Dismiss Notice
Join Physics Forums Today!
The friendliest, high quality science and math community on the planet! Everyone who loves science is here!

Homework Help: Factorize the following expression

  1. Jul 29, 2010 #1
    1. The problem statement, all variables and given/known data

    Expression is
    p^3-(x^2+xy+y^2)p+xy^2+x^2y=0 where ^ shows power

    2. Relevant equations

    3. The attempt at a solution
    the solution is
  2. jcsd
  3. Jul 29, 2010 #2

    Char. Limit

    User Avatar
    Gold Member

    So, what's the question? I see an expression, told to factorize, and I see the solution. What's your question?
  4. Jul 29, 2010 #3


    Staff: Mentor

    The OP would like to factor the expression on the left side of the equation, and is showing the solution shown in the book, but doesn't know how to get the factorization that is shown.

    I believe the best way to crack this one is to use a known formula for factoring a cubic. Here's a discussion of several techniques - http://en.wikipedia.org/wiki/Cubic_equation. See the section titled "Cardano's method" on the linked-to page.

    Factoring cubic equations is a lot more complicated than factoring quadratics, but the saving grace here is that there is no quadratic (p2) term in your equation, which should make the work a little easier.
  5. Jul 29, 2010 #4


    User Avatar
    Staff Emeritus
    Science Advisor
    Homework Helper
    Education Advisor

    Try adding and subtracting pxy to what's inside the parentheses to get

    0 &= p^3-(x^2+xy+y^2+xy-xy)p+xy^2+x^2y \\
    &=p^3-(x^2+2xy+y^2)p + pxy + xy^2+x^2y \\

    Then pull common factors out of the first two terms and the last two terms.

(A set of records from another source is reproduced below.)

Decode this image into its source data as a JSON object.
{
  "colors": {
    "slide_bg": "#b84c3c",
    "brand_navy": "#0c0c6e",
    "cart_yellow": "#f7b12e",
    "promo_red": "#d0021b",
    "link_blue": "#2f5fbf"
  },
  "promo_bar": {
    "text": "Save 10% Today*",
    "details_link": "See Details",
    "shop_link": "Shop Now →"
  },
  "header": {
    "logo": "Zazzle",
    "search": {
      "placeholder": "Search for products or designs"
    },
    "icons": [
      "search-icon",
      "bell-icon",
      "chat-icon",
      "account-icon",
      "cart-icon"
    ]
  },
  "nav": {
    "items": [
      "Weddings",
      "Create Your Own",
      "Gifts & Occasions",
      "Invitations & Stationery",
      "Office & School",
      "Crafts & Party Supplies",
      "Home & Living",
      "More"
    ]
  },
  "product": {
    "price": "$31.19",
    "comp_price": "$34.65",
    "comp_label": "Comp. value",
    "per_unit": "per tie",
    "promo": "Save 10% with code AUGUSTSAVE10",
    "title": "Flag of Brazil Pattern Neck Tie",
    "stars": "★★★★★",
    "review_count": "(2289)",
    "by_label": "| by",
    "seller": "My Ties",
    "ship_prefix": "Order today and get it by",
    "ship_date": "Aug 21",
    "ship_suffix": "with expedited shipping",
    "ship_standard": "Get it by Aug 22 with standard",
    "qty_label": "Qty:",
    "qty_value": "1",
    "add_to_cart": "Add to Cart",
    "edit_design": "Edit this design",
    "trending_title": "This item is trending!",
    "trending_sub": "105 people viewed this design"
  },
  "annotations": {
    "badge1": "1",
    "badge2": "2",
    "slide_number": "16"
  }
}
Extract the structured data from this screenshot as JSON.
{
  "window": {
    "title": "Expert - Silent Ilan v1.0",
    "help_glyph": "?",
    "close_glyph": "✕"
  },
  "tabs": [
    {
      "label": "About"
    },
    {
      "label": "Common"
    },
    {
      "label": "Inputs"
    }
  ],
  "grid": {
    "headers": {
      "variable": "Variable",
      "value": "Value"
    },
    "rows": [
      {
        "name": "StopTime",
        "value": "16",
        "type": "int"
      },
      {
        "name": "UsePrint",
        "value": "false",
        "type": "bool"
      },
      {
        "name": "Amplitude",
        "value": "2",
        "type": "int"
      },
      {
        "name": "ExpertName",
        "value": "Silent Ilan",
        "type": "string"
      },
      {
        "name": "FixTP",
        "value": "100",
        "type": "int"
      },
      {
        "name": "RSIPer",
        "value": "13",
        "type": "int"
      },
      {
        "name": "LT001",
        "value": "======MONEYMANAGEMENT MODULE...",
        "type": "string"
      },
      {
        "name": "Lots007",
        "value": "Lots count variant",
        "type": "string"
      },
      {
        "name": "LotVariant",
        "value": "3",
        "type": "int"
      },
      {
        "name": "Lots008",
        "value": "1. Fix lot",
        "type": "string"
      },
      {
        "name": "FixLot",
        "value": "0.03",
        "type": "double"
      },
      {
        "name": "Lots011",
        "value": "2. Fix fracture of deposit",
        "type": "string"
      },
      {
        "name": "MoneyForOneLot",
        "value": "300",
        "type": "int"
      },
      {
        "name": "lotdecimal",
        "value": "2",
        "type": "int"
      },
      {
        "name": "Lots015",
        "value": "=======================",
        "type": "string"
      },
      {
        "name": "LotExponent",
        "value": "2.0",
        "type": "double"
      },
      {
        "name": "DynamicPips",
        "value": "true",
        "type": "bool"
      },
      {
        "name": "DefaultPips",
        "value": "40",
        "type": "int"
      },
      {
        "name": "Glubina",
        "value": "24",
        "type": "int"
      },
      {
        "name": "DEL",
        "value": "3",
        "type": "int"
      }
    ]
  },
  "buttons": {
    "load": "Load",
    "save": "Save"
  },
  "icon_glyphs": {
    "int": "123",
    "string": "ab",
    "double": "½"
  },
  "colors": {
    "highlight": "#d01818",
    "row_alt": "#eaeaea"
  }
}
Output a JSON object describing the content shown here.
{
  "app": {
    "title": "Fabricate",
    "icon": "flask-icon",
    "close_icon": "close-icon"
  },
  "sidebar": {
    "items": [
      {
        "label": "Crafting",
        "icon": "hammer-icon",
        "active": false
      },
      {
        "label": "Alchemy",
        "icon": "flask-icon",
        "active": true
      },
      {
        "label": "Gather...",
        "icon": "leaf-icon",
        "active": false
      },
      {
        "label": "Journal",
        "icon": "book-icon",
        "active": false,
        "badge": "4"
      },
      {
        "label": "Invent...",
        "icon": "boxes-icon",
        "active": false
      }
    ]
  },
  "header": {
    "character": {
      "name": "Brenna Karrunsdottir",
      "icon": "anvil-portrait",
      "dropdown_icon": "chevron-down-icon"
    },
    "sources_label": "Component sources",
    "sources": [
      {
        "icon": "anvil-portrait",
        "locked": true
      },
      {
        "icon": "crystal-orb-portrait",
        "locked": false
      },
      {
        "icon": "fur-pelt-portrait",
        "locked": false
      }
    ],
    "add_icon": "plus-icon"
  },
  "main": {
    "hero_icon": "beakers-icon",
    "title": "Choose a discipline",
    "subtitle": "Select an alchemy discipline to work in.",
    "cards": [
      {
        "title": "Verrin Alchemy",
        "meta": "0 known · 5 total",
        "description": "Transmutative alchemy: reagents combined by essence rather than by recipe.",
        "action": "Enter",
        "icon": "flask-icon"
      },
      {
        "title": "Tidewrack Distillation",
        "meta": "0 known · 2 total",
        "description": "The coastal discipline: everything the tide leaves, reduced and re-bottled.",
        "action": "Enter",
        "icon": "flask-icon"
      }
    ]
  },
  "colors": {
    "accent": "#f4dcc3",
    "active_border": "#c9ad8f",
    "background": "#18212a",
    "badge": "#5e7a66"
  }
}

That should get you started.
Share this great discussion with others via Reddit, Google+, Twitter, or Facebook